- Heavier copper weights (may be hard to produce)
- Controlled impedance
- Multiple lamination and drill cycles
- Blind vias
- Stacked vias
- Number of via fill steps
Trace width and spacing
A trace is a wire that conducts signals, and one of the most important features of any PCB project is trace width, which refers to the measurement of the electrical values. The right trace width means you will not only have the correct amount of current, but that your PCB will not overheat. A higher current means a thicker trace, and thicker copper becomes more difficult to image and etch. The finer the trace and space also affects yield, which impacts cost.
Number of drill holes/size of drill holes

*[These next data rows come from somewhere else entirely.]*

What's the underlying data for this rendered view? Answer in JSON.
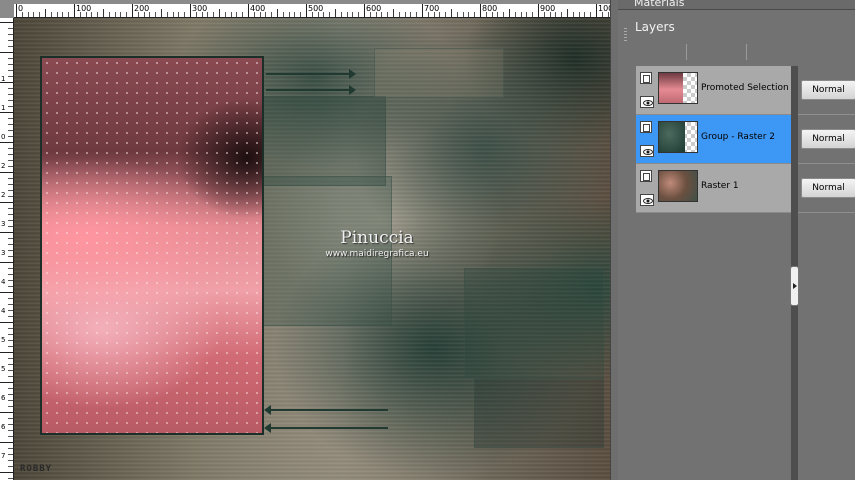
{
  "workspace": {
    "ruler_top_labels": [
      "0",
      "100",
      "200",
      "300",
      "400",
      "500",
      "600",
      "700",
      "800",
      "900",
      "1000"
    ],
    "ruler_left_labels": [
      "1",
      "1",
      "0",
      "2",
      "2",
      "3",
      "3",
      "4",
      "4",
      "5",
      "5",
      "6",
      "6",
      "7",
      "7"
    ],
    "watermark_name": "Pinuccia",
    "watermark_url": "www.maidiregrafica.eu",
    "signature": "ROBBY"
  },
  "panels": {
    "materials_tab": "Materials",
    "layers_title": "Layers"
  },
  "layers": [
    {
      "name": "Promoted Selection",
      "blend_mode": "Normal",
      "active": false,
      "thumb": "promoted-selection"
    },
    {
      "name": "Group - Raster 2",
      "blend_mode": "Normal",
      "active": true,
      "thumb": "group-raster-2"
    },
    {
      "name": "Raster 1",
      "blend_mode": "Normal",
      "active": false,
      "thumb": "raster-1"
    }
  ],
  "colors": {
    "active_layer": "#3d97f5",
    "panel_bg": "#727272",
    "canvas_teal": "#203a32",
    "canvas_pink": "#e58a92"
  }
}
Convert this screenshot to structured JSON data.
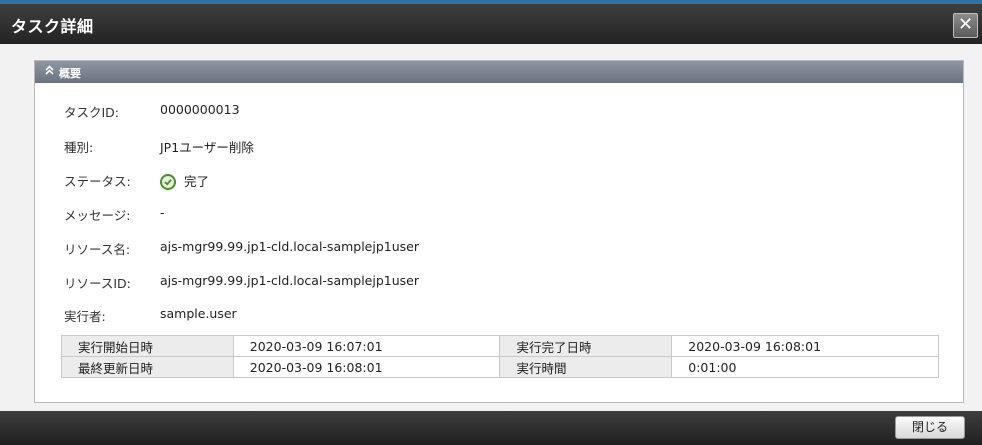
{
  "dialog": {
    "title": "タスク詳細",
    "close_icon": "✕"
  },
  "section": {
    "collapse_icon": "chevron-double-up-icon",
    "title": "概要"
  },
  "details": [
    {
      "label": "タスクID:",
      "value": "0000000013"
    },
    {
      "label": "種別:",
      "value": "JP1ユーザー削除"
    },
    {
      "label": "ステータス:",
      "value": "完了",
      "icon": "check-circle-icon",
      "status_color": "#4b8f2b"
    },
    {
      "label": "メッセージ:",
      "value": "-"
    },
    {
      "label": "リソース名:",
      "value": "ajs-mgr99.99.jp1-cld.local-samplejp1user"
    },
    {
      "label": "リソースID:",
      "value": "ajs-mgr99.99.jp1-cld.local-samplejp1user"
    },
    {
      "label": "実行者:",
      "value": "sample.user"
    }
  ],
  "times": [
    [
      {
        "header": "実行開始日時",
        "value": "2020-03-09 16:07:01"
      },
      {
        "header": "実行完了日時",
        "value": "2020-03-09 16:08:01"
      }
    ],
    [
      {
        "header": "最終更新日時",
        "value": "2020-03-09 16:08:01"
      },
      {
        "header": "実行時間",
        "value": "0:01:00"
      }
    ]
  ],
  "footer": {
    "close_label": "閉じる"
  }
}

Micro vias can be costly since they are often made with lasers, which are more expensive. The number of holes will also impact the cost as more drill bits are needed. As the drill bits become smaller they are more prone to breaking, which can affect the overall materials cost.

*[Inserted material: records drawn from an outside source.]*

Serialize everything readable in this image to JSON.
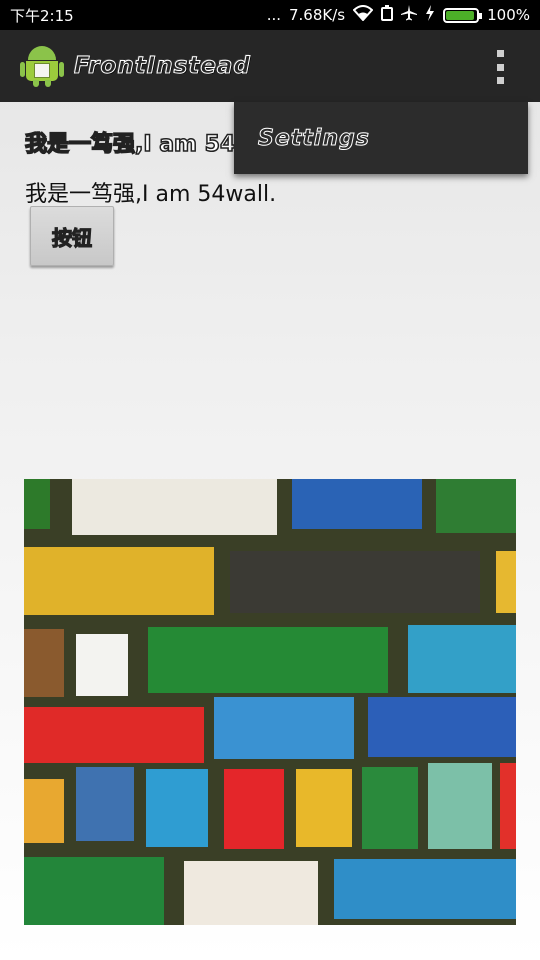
{
  "status_bar": {
    "time": "下午2:15",
    "dots": "...",
    "network_speed": "7.68K/s",
    "battery_percent": "100%"
  },
  "action_bar": {
    "title": "FrontInstead"
  },
  "overflow_menu": {
    "items": [
      {
        "label": "Settings"
      }
    ]
  },
  "content": {
    "styled_text": "我是一笃强,I am 54wall.",
    "plain_text": "我是一笃强,I am 54wall.",
    "button_label": "按钮"
  },
  "colors": {
    "status_bar_bg": "#000000",
    "action_bar_bg": "#262626",
    "popup_bg": "#2c2c2c",
    "battery_green": "#4caf28"
  }
}
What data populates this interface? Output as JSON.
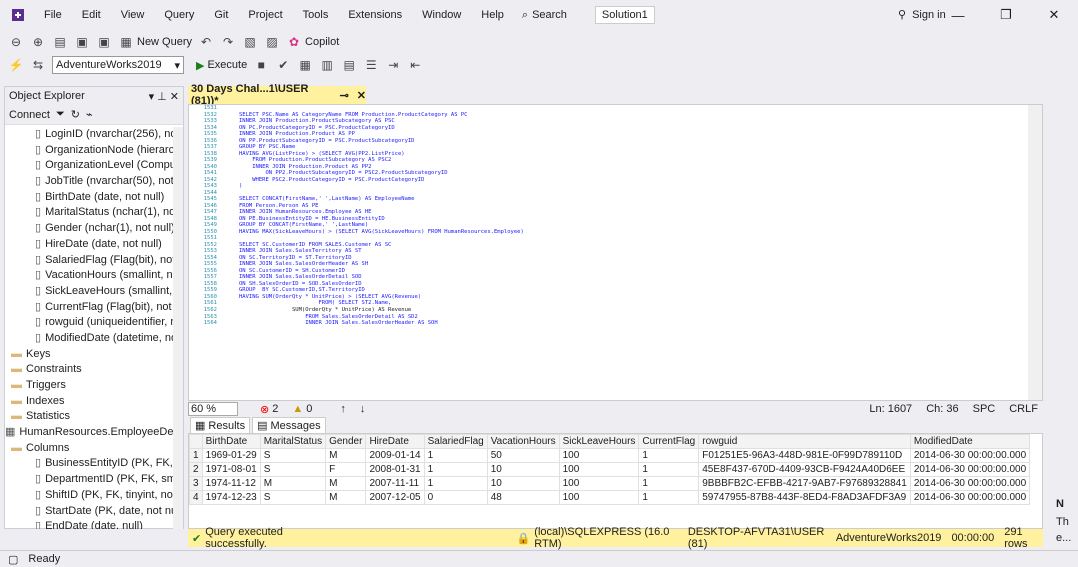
{
  "menu": {
    "items": [
      "File",
      "Edit",
      "View",
      "Query",
      "Git",
      "Project",
      "Tools",
      "Extensions",
      "Window",
      "Help"
    ],
    "search_label": "Search",
    "solution_label": "Solution1",
    "signin_label": "Sign in"
  },
  "toolbar": {
    "new_query_label": "New Query",
    "copilot_label": "Copilot",
    "database_value": "AdventureWorks2019",
    "execute_label": "Execute"
  },
  "object_explorer": {
    "title": "Object Explorer",
    "connect_label": "Connect",
    "tree": [
      "LoginID (nvarchar(256), not n",
      "OrganizationNode (hierarchyi",
      "OrganizationLevel (Computec",
      "JobTitle (nvarchar(50), not nul",
      "BirthDate (date, not null)",
      "MaritalStatus (nchar(1), not nu",
      "Gender (nchar(1), not null)",
      "HireDate (date, not null)",
      "SalariedFlag (Flag(bit), not nu",
      "VacationHours (smallint, not r",
      "SickLeaveHours (smallint, not",
      "CurrentFlag (Flag(bit), not nul",
      "rowguid (uniqueidentifier, not",
      "ModifiedDate (datetime, not",
      "Keys",
      "Constraints",
      "Triggers",
      "Indexes",
      "Statistics",
      "HumanResources.EmployeeDepar",
      "Columns",
      "BusinessEntityID (PK, FK, int, r",
      "DepartmentID (PK, FK, smallir",
      "ShiftID (PK, FK, tinyint, not nu",
      "StartDate (PK, date, not null)",
      "EndDate (date, null)"
    ]
  },
  "editor": {
    "tab_title": "30 Days Chal...1\\USER (81))*",
    "zoom": "60 %",
    "errors": "2",
    "warnings": "0",
    "line": "Ln: 1607",
    "col": "Ch: 36",
    "mode1": "SPC",
    "mode2": "CRLF",
    "line_numbers": [
      "1531",
      "1532",
      "1533",
      "1534",
      "1535",
      "1536",
      "1537",
      "1538",
      "1539",
      "1540",
      "1541",
      "1542",
      "1543",
      "1544",
      "1545",
      "1546",
      "1547",
      "1548",
      "1549",
      "1550",
      "1551",
      "1552",
      "1553",
      "1554",
      "1555",
      "1556",
      "1557",
      "1558",
      "1559",
      "1560",
      "1561",
      "1562",
      "1563",
      "1564"
    ],
    "code_lines": [
      "",
      "SELECT PSC.Name AS CategoryName FROM Production.ProductCategory AS PC",
      "INNER JOIN Production.ProductSubcategory AS PSC",
      "ON PC.ProductCategoryID = PSC.ProductCategoryID",
      "INNER JOIN Production.Product AS PP",
      "ON PP.ProductSubcategoryID = PSC.ProductSubcategoryID",
      "GROUP BY PSC.Name",
      "HAVING AVG(ListPrice) > (SELECT AVG(PP2.ListPrice)",
      "    FROM Production.ProductSubcategory AS PSC2",
      "    INNER JOIN Production.Product AS PP2",
      "        ON PP2.ProductSubcategoryID = PSC2.ProductSubcategoryID",
      "    WHERE PSC2.ProductCategoryID = PSC.ProductCategoryID",
      ")",
      "",
      "SELECT CONCAT(FirstName,' ',LastName) AS EmployeeName",
      "FROM Person.Person AS PE",
      "INNER JOIN HumanResources.Employee AS HE",
      "ON PE.BusinessEntityID = HE.BusinessEntityID",
      "GROUP BY CONCAT(FirstName,' ',LastName)",
      "HAVING MAX(SickLeaveHours) > (SELECT AVG(SickLeaveHours) FROM HumanResources.Employee)",
      "",
      "SELECT SC.CustomerID FROM SALES.Customer AS SC",
      "INNER JOIN Sales.SalesTerritory AS ST",
      "ON SC.TerritoryID = ST.TerritoryID",
      "INNER JOIN Sales.SalesOrderHeader AS SH",
      "ON SC.CustomerID = SH.CustomerID",
      "INNER JOIN Sales.SalesOrderDetail SOD",
      "ON SH.SalesOrderID = SOD.SalesOrderID",
      "GROUP  BY SC.CustomerID,ST.TerritoryID",
      "HAVING SUM(OrderQty * UnitPrice) > (SELECT AVG(Revenue)",
      "                        FROM( SELECT ST2.Name,",
      "                SUM(OrderQty * UnitPrice) AS Revenue",
      "                    FROM Sales.SalesOrderDetail AS SD2",
      "                    INNER JOIN Sales.SalesOrderHeader AS SOH"
    ]
  },
  "results": {
    "tab_results": "Results",
    "tab_messages": "Messages",
    "columns": [
      "",
      "BirthDate",
      "MaritalStatus",
      "Gender",
      "HireDate",
      "SalariedFlag",
      "VacationHours",
      "SickLeaveHours",
      "CurrentFlag",
      "rowguid",
      "ModifiedDate"
    ],
    "rows": [
      [
        "1",
        "1969-01-29",
        "S",
        "M",
        "2009-01-14",
        "1",
        "50",
        "100",
        "1",
        "F01251E5-96A3-448D-981E-0F99D789110D",
        "2014-06-30 00:00:00.000"
      ],
      [
        "2",
        "1971-08-01",
        "S",
        "F",
        "2008-01-31",
        "1",
        "10",
        "100",
        "1",
        "45E8F437-670D-4409-93CB-F9424A40D6EE",
        "2014-06-30 00:00:00.000"
      ],
      [
        "3",
        "1974-11-12",
        "M",
        "M",
        "2007-11-11",
        "1",
        "10",
        "100",
        "1",
        "9BBBFB2C-EFBB-4217-9AB7-F97689328841",
        "2014-06-30 00:00:00.000"
      ],
      [
        "4",
        "1974-12-23",
        "S",
        "M",
        "2007-12-05",
        "0",
        "48",
        "100",
        "1",
        "59747955-87B8-443F-8ED4-F8AD3AFDF3A9",
        "2014-06-30 00:00:00.000"
      ]
    ]
  },
  "exec_status": {
    "message": "Query executed successfully.",
    "server": "(local)\\SQLEXPRESS (16.0 RTM)",
    "user": "DESKTOP-AFVTA31\\USER (81)",
    "database": "AdventureWorks2019",
    "elapsed": "00:00:00",
    "rows": "291 rows"
  },
  "status_bar": {
    "ready": "Ready"
  },
  "right_panel": {
    "letter": "N",
    "text1": "Th",
    "text2": "e..."
  },
  "colors": {
    "accent_yellow": "#fff19d",
    "keyword": "#1a1aff",
    "chrome": "#eeeef2"
  }
}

Impedance refers to how much and how quickly signals can travel down a trace. The number of parts per panel can be greatly reduced due to the fact that the coupons need to be added for verification of the impedance. Impedance has to be tested and usually involves tolerances that may affect the acceptance of the impedance. Tighter trace width tolerances often go along with the impedance.
Surface finish type
Surface finish types will also affect the PCB cost. Leaded hot air solder leveling (HASL) and immersion gold (ENIG) are typically the lower cost alternatives; lead-free is more expensive. Other options include ENEPIG, immersion tin, immersion silver, and flash gold.
The soldermask refers to a technique in which everything on a circuit board is coated with epoxy based soldermask except the contacts to be soldered, the gold-plated terminals of any card-edge connectors, and fiducial marks. The coverlay serves the same purpose — to insulate the flex PCB — but it has more flexibility and is more expensive than soldermask because it’s a film that must be drilled or routed and aligned to the etched panel. A coverlay must also undergo a lamination process.
A simple rule of thumb to remember: More processes equal more labor. There is a standard set of processes for every circuit board, but as PCBs become more complex, additional processes are required, which will increase the
Certifications can affect PCB price if it’s a Class 2 or Class 3 product; in these cases, there needs to be an appropriate number of coupons that must be oriented to the panel in selective areas. This can also limit how many parts are placed on the panel.
Tighter tolerances are often required for many Class 3 projects, which can be more expensive. Also, some customers seek independent lab results for verification on specific product requirements; these costs must be factored into the overall project.
PCB providers that work on government-related projects must keep up to date on military certifications, and AS9100 which are expensive to maintain.
If you want to obtain an accurate quote the first time, it’s important to include as much information as possible in your request. This includes:
- Type of printed circuit board and/or technology (if known)
- What the board is being used for
- Lead time
- Number of parts you’re looking for
- Stackup details
- Impedance requirements
- Dielectric thicknesses
- Copper thicknesses
- Overall thickness of the part
- Gerber files (computerized data for layout)
- Assembly drawings
- Fabrication drawing
- Any other relevant information
If you aren’t sure about a piece of information that’s being requested, seek clarification from the PCB provider that is asking for a quote.
Quick quoting can be helpful — but some providers have an automated tool that only asks for limited information, which will delay the process and typically lead to inaccurate quotes. The right PCB provider will be thorough and ask for detailed information in online quote forms.
We hope you’ve found this information helpful. There’s a lot that goes into the fabrication of a printed circuit board, and we want our customers to be aware of all the potential cost drivers. If you have any questions or would like more information, please contact us. The team at Cirexx has decades of experience and would be more than happy to help with your next PCB project.